What the exercise asks:
Your task is to restate the listing word for word without the pictures.

Input data:
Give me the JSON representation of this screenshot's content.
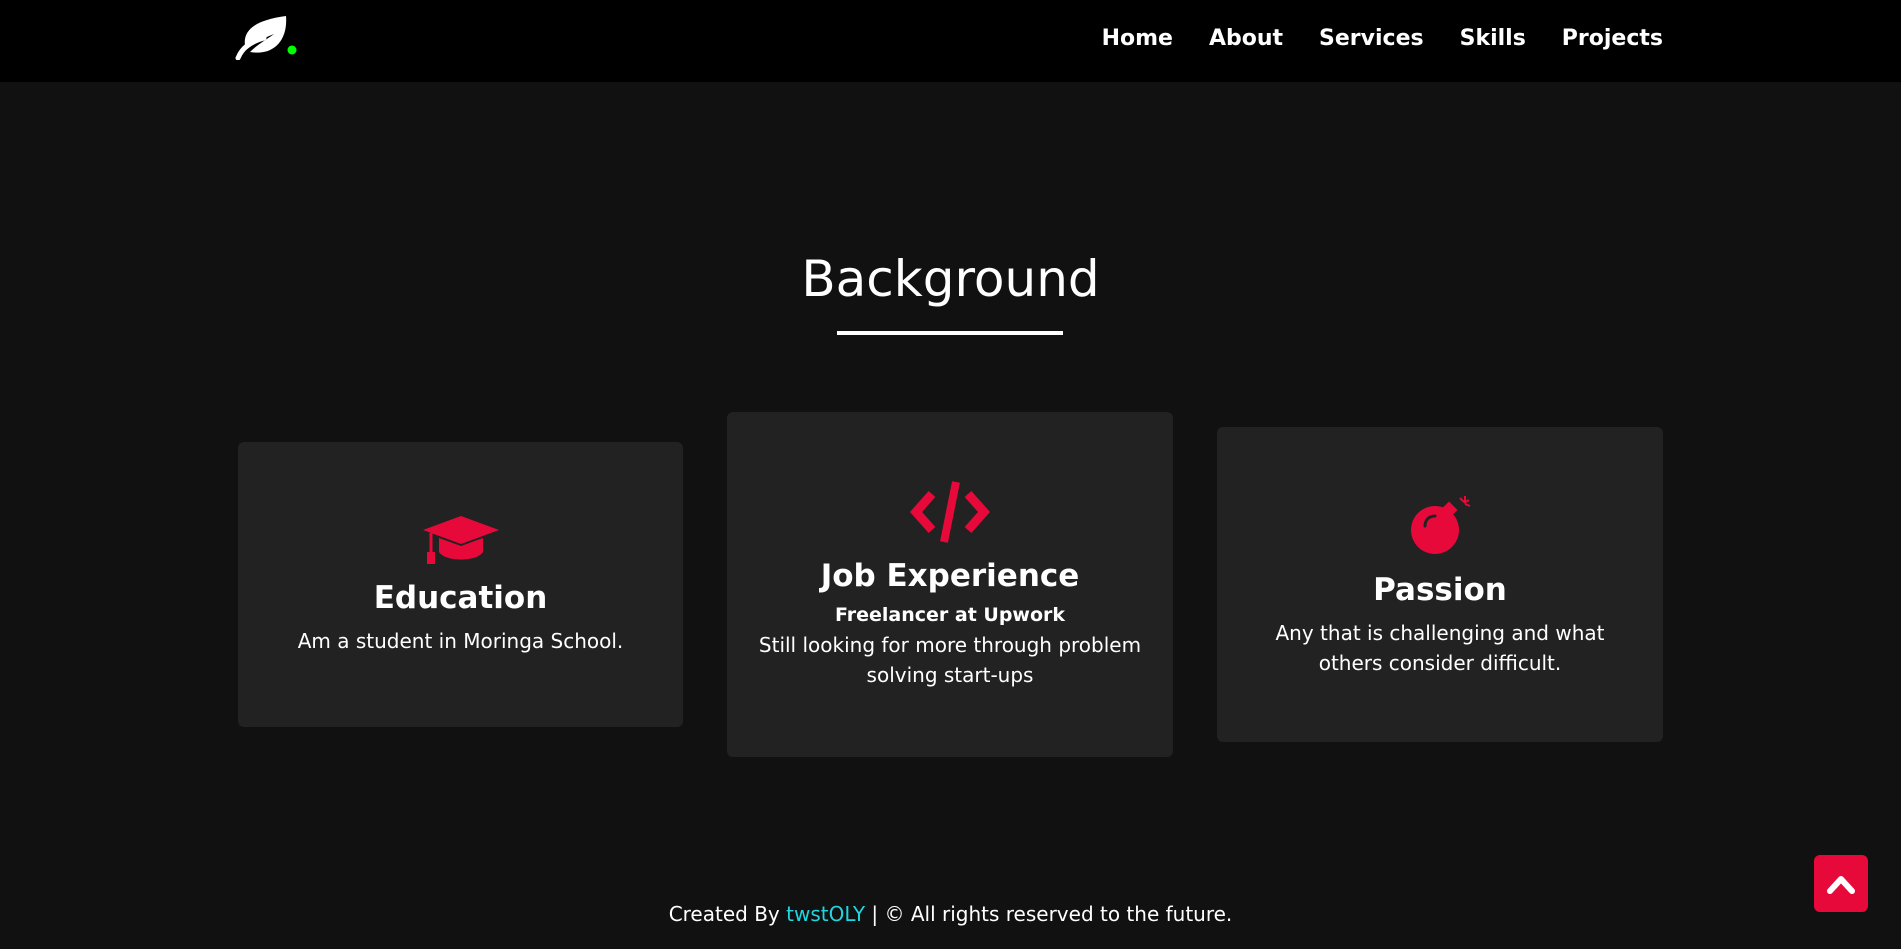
{
  "nav": {
    "logo_icon": "leaf-icon",
    "links": [
      "Home",
      "About",
      "Services",
      "Skills",
      "Projects"
    ]
  },
  "section": {
    "title": "Background"
  },
  "cards": {
    "education": {
      "icon": "graduation-cap-icon",
      "title": "Education",
      "text": "Am a student in Moringa School."
    },
    "job": {
      "icon": "code-icon",
      "title": "Job Experience",
      "subtitle": "Freelancer at Upwork",
      "text": "Still looking for more through problem solving start-ups"
    },
    "passion": {
      "icon": "bomb-icon",
      "title": "Passion",
      "text": "Any that is challenging and what others consider difficult."
    }
  },
  "footer": {
    "prefix": "Created By",
    "author": "twstOLY",
    "suffix": "| © All rights reserved to the future."
  },
  "scroll_top": {
    "icon": "chevron-up-icon"
  },
  "colors": {
    "accent": "#e8093b",
    "link": "#1fd6e0",
    "logo_dot": "#00ff00",
    "background": "#111111",
    "card": "#222222",
    "nav": "#000000"
  }
}
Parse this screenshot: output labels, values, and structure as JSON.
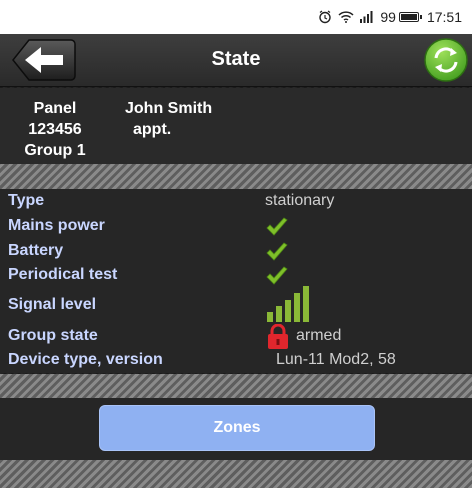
{
  "status_bar": {
    "battery_text": "99",
    "time": "17:51",
    "icons": [
      "alarm-clock-icon",
      "wifi-icon",
      "signal-icon",
      "battery-icon"
    ]
  },
  "header": {
    "title": "State",
    "back_icon": "arrow-left-icon",
    "refresh_icon": "refresh-icon"
  },
  "panel": {
    "label": "Panel",
    "number": "123456",
    "group": "Group 1",
    "owner_name": "John Smith",
    "owner_unit": "appt."
  },
  "info": {
    "type": {
      "label": "Type",
      "value": "stationary"
    },
    "mains_power": {
      "label": "Mains power",
      "status_icon": "check-icon"
    },
    "battery": {
      "label": "Battery",
      "status_icon": "check-icon"
    },
    "periodical_test": {
      "label": "Periodical test",
      "status_icon": "check-icon"
    },
    "signal_level": {
      "label": "Signal level",
      "bars": 5,
      "max_bars": 5
    },
    "group_state": {
      "label": "Group state",
      "value": "armed",
      "status_icon": "lock-icon"
    },
    "device": {
      "label": "Device type, version",
      "value": "Lun-11 Mod2, 58"
    }
  },
  "zones_button": {
    "label": "Zones"
  },
  "colors": {
    "label_text": "#c9d6ff",
    "check_green": "#7fbf2a",
    "signal_green": "#8ab837",
    "lock_red": "#e1262d",
    "button_blue": "#8fb1f2"
  }
}
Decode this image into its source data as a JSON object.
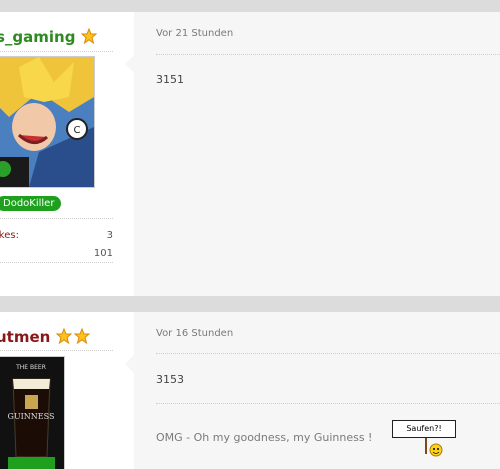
{
  "posts": [
    {
      "username": "s_gaming",
      "rank_label": "DodoKiller",
      "stats": [
        {
          "label": "ikes:",
          "value": "3"
        },
        {
          "label": "",
          "value": "101"
        }
      ],
      "time": "Vor 21 Stunden",
      "message": "3151"
    },
    {
      "username": "utmen",
      "avatar_caption": "THE BEER",
      "avatar_brand": "GUINNESS",
      "time": "Vor 16 Stunden",
      "message": "3153",
      "signature": "OMG - Oh my goodness, my Guinness !",
      "smiley_sign": "Saufen?!"
    }
  ],
  "colors": {
    "username_green": "#2d8a1e",
    "username_red": "#8a1818",
    "rank_badge": "#1ea01e",
    "content_bg": "#f6f6f6"
  }
}
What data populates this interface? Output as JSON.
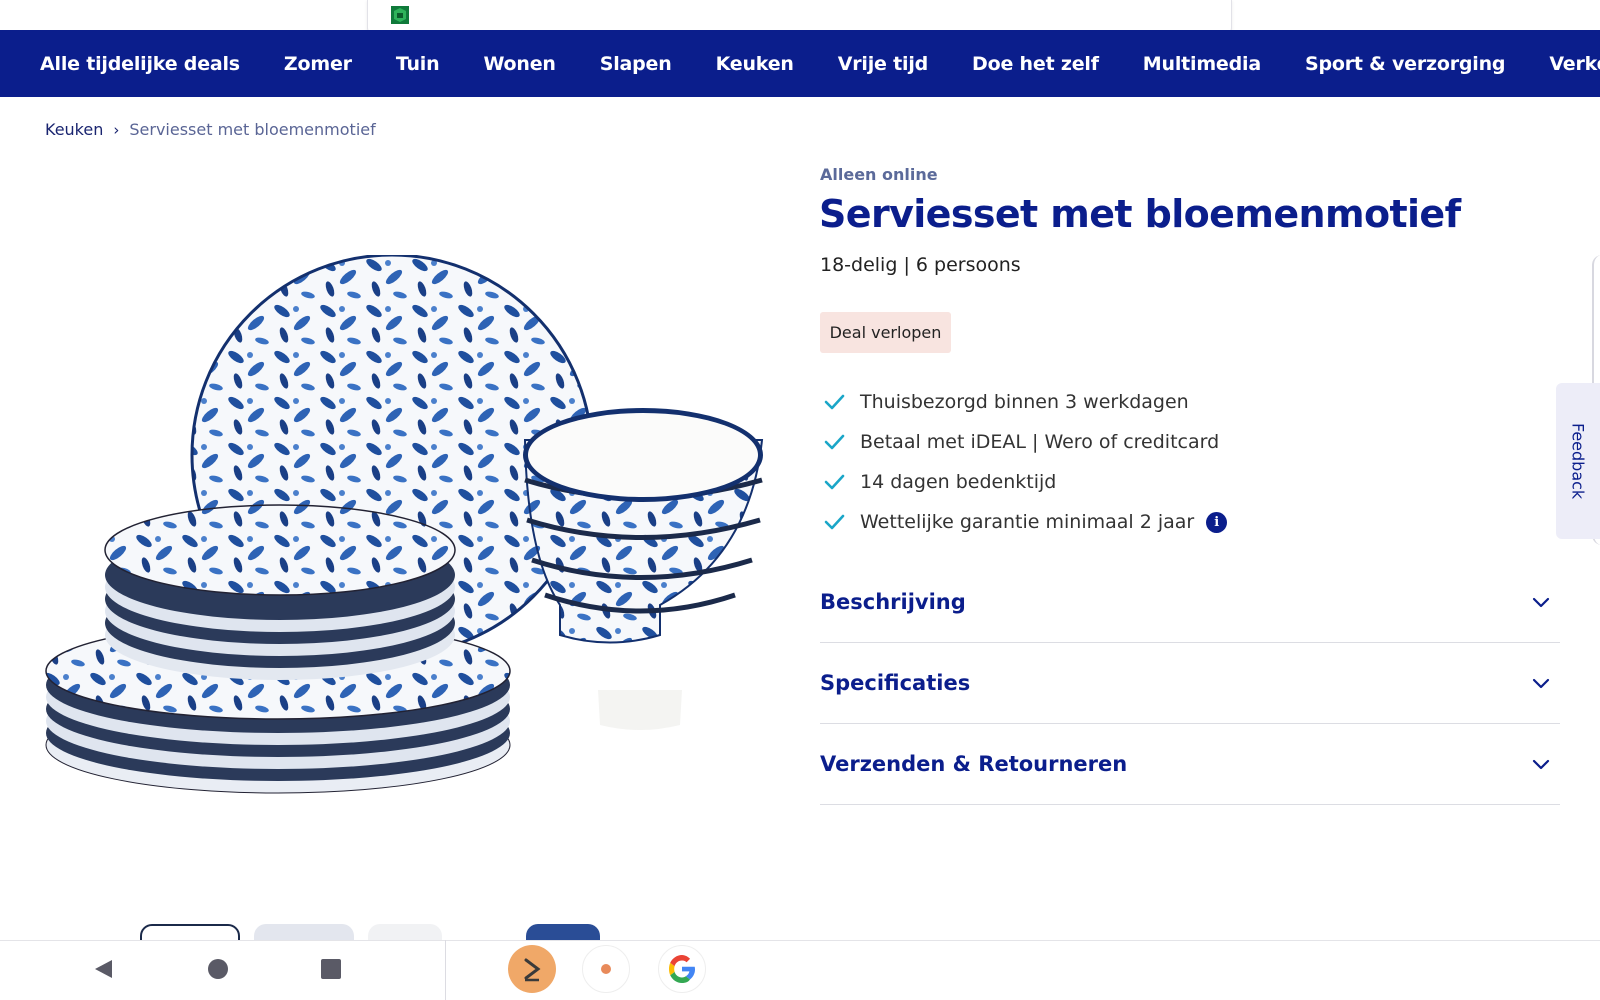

Response to the task:
Give me the JSON representation of this screenshot's content.
{
  "nav": {
    "logo_icon": "leaf-icon",
    "links": [
      "Home",
      "About",
      "Services",
      "Skills",
      "Projects"
    ]
  },
  "section": {
    "title": "Background"
  },
  "cards": {
    "education": {
      "icon": "graduation-cap-icon",
      "title": "Education",
      "text": "Am a student in Moringa School."
    },
    "job": {
      "icon": "code-icon",
      "title": "Job Experience",
      "subtitle": "Freelancer at Upwork",
      "text": "Still looking for more through problem solving start-ups"
    },
    "passion": {
      "icon": "bomb-icon",
      "title": "Passion",
      "text": "Any that is challenging and what others consider difficult."
    }
  },
  "footer": {
    "prefix": "Created By",
    "author": "twstOLY",
    "suffix": "| © All rights reserved to the future."
  },
  "scroll_top": {
    "icon": "chevron-up-icon"
  },
  "colors": {
    "accent": "#e8093b",
    "link": "#1fd6e0",
    "logo_dot": "#00ff00",
    "background": "#111111",
    "card": "#222222",
    "nav": "#000000"
  }
}
Parse this screenshot: output labels, values, and structure as JSON.
{
  "status_bar": {
    "battery_text": "99",
    "time": "17:51",
    "icons": [
      "alarm-clock-icon",
      "wifi-icon",
      "signal-icon",
      "battery-icon"
    ]
  },
  "header": {
    "title": "State",
    "back_icon": "arrow-left-icon",
    "refresh_icon": "refresh-icon"
  },
  "panel": {
    "label": "Panel",
    "number": "123456",
    "group": "Group 1",
    "owner_name": "John Smith",
    "owner_unit": "appt."
  },
  "info": {
    "type": {
      "label": "Type",
      "value": "stationary"
    },
    "mains_power": {
      "label": "Mains power",
      "status_icon": "check-icon"
    },
    "battery": {
      "label": "Battery",
      "status_icon": "check-icon"
    },
    "periodical_test": {
      "label": "Periodical test",
      "status_icon": "check-icon"
    },
    "signal_level": {
      "label": "Signal level",
      "bars": 5,
      "max_bars": 5
    },
    "group_state": {
      "label": "Group state",
      "value": "armed",
      "status_icon": "lock-icon"
    },
    "device": {
      "label": "Device type, version",
      "value": "Lun-11 Mod2, 58"
    }
  },
  "zones_button": {
    "label": "Zones"
  },
  "colors": {
    "label_text": "#c9d6ff",
    "check_green": "#7fbf2a",
    "signal_green": "#8ab837",
    "lock_red": "#e1262d",
    "button_blue": "#8fb1f2"
  }
}
Decode this image into its source data as a JSON object.
{
  "posts": [
    {
      "username": "s_gaming",
      "rank_label": "DodoKiller",
      "stats": [
        {
          "label": "ikes:",
          "value": "3"
        },
        {
          "label": "",
          "value": "101"
        }
      ],
      "time": "Vor 21 Stunden",
      "message": "3151"
    },
    {
      "username": "utmen",
      "avatar_caption": "THE BEER",
      "avatar_brand": "GUINNESS",
      "time": "Vor 16 Stunden",
      "message": "3153",
      "signature": "OMG - Oh my goodness, my Guinness !",
      "smiley_sign": "Saufen?!"
    }
  ],
  "colors": {
    "username_green": "#2d8a1e",
    "username_red": "#8a1818",
    "rank_badge": "#1ea01e",
    "content_bg": "#f6f6f6"
  }
}
What data populates this interface? Output as JSON.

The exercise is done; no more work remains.